Pasha Roberts, Co-founder and Chief Scientist, Talent Analytics, Corp.
From a GAAP accounting perspective, most employee expenditures are considered to be costs. Employees are not subject to depreciation, as are machines, for example. This isn’t changing anytime soon.
But from a management point of view, employees are more like a portfolio of assets – with interlocking strengths, weaknesses, and capacities. If you run a call center, your staff is your primary tool for processing calls, arguably more important than the phone switch. Likewise for a software development group or a marketing department and their tasks.
In this sense, employees are key assets, much like machines, for getting work done. If you hire or develop a more efficient and long-lasting employee, production will go up. We encourage employers to not only value their workers as human beings, but also to think of people as productive units that can be intelligently optimized for targeted outcomes.

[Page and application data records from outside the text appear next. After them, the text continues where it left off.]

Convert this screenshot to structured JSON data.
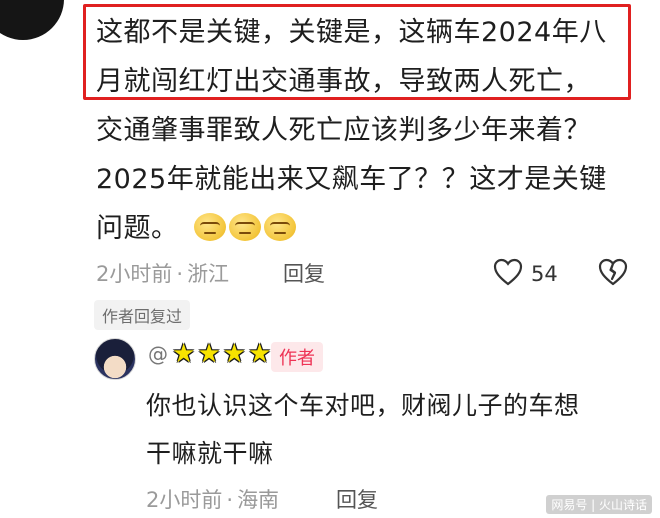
{
  "comment": {
    "lines": [
      "这都不是关键，关键是，这辆车2024年八",
      "月就闯红灯出交通事故，导致两人死亡，",
      "交通肇事罪致人死亡应该判多少年来着？",
      "2025年就能出来又飙车了？？这才是关键",
      "问题。"
    ],
    "emoji_count": 3,
    "emoji_icon": "thinking-face-emoji",
    "time": "2小时前",
    "location": "浙江",
    "reply_label": "回复",
    "like_count": "54"
  },
  "author_replied_tag": "作者回复过",
  "reply": {
    "username_prefix": "@",
    "username_stars": [
      "★",
      "★",
      "★",
      "★"
    ],
    "author_badge": "作者",
    "lines": [
      "你也认识这个车对吧，财阀儿子的车想",
      "干嘛就干嘛"
    ],
    "time": "2小时前",
    "location": "海南",
    "reply_label": "回复"
  },
  "watermark": "网易号 | 火山诗话",
  "colors": {
    "highlight_border": "#e02020",
    "badge_text": "#ee3355",
    "badge_bg": "#fde8ea",
    "star_fill": "#f7e300",
    "meta_gray": "#9a9a9a"
  }
}
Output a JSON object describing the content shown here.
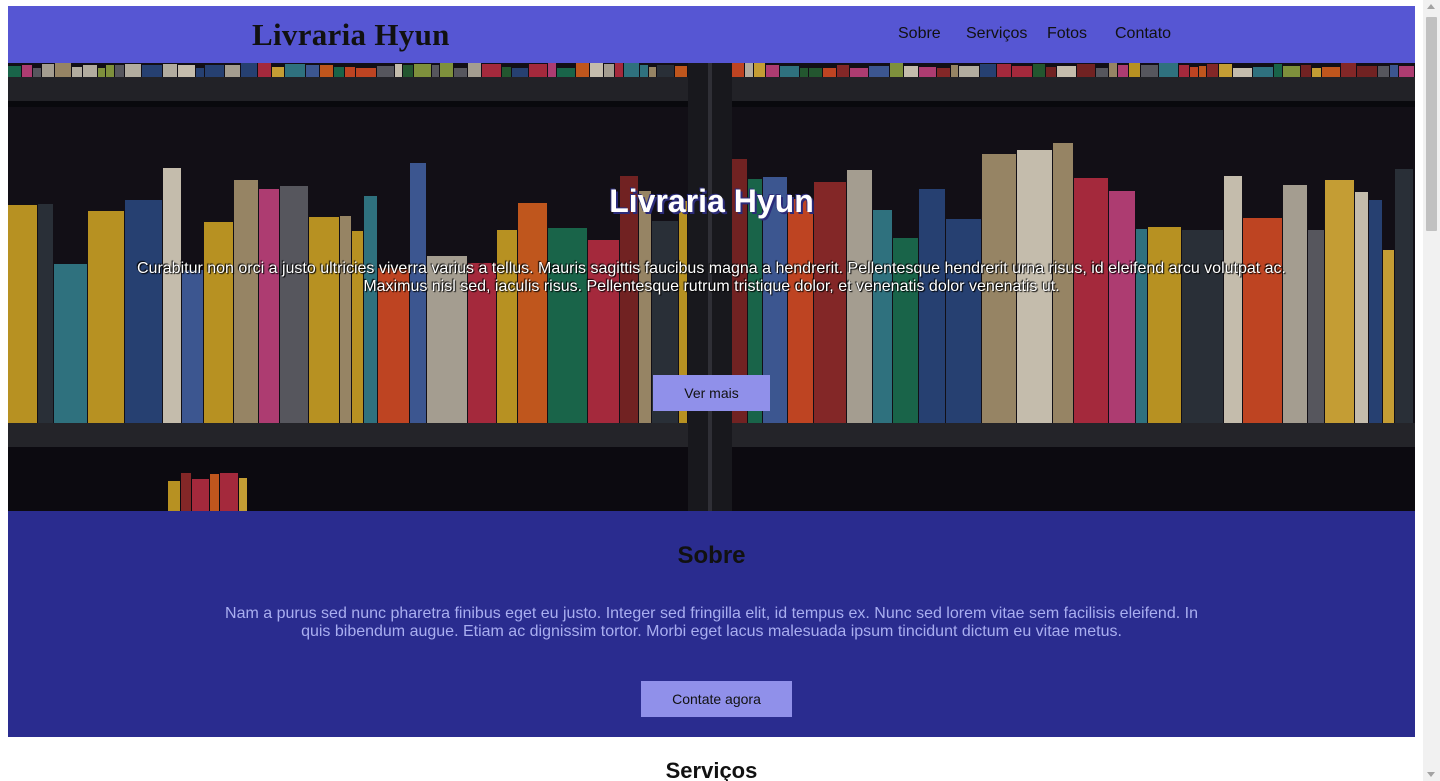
{
  "header": {
    "logo": "Livraria Hyun",
    "nav": [
      "Sobre",
      "Serviços",
      "Fotos",
      "Contato"
    ]
  },
  "hero": {
    "title": "Livraria Hyun",
    "text": "Curabitur non orci a justo ultricies viverra varius a tellus. Mauris sagittis faucibus magna a hendrerit. Pellentesque hendrerit urna risus, id eleifend arcu volutpat ac. Maximus nisl sed, iaculis risus. Pellentesque rutrum tristique dolor, et venenatis dolor venenatis ut.",
    "button": "Ver mais"
  },
  "sobre": {
    "heading": "Sobre",
    "text": "Nam a purus sed nunc pharetra finibus eget eu justo. Integer sed fringilla elit, id tempus ex. Nunc sed lorem vitae sem facilisis eleifend. In quis bibendum augue. Etiam ac dignissim tortor. Morbi eget lacus malesuada ipsum tincidunt dictum eu vitae metus.",
    "button": "Contate agora"
  },
  "servicos": {
    "heading": "Serviços"
  },
  "colors": {
    "navbar": "#5656d3",
    "sobre_bg": "#2a2c8f",
    "button": "#9090ea",
    "sobre_text": "#a9aef0"
  }
}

The Basis for Advanced Analytics
In future articles we will present a powerful first step to advanced employee analytics. We will walk through a cohesive framework for measuring the cost, performance and attrition of a workforce.
These three key metrics (cost, performance, attrition) combine in interesting ways to inform decision-making. Most importantly, the metrics are a quantitative baseline for predictive analytics exercises. Only with these metrics will we be able to learn how to apply predictive models or whether the models are improving operations.
Note that each of these three metrics are not a single number, but a series of values across the lifetime of an employee. Technically they are a time series or vector, but we will use the terms “metric” and “curve” interchangeably to describe them.
Upcoming Section 3: Employee Lifetime Value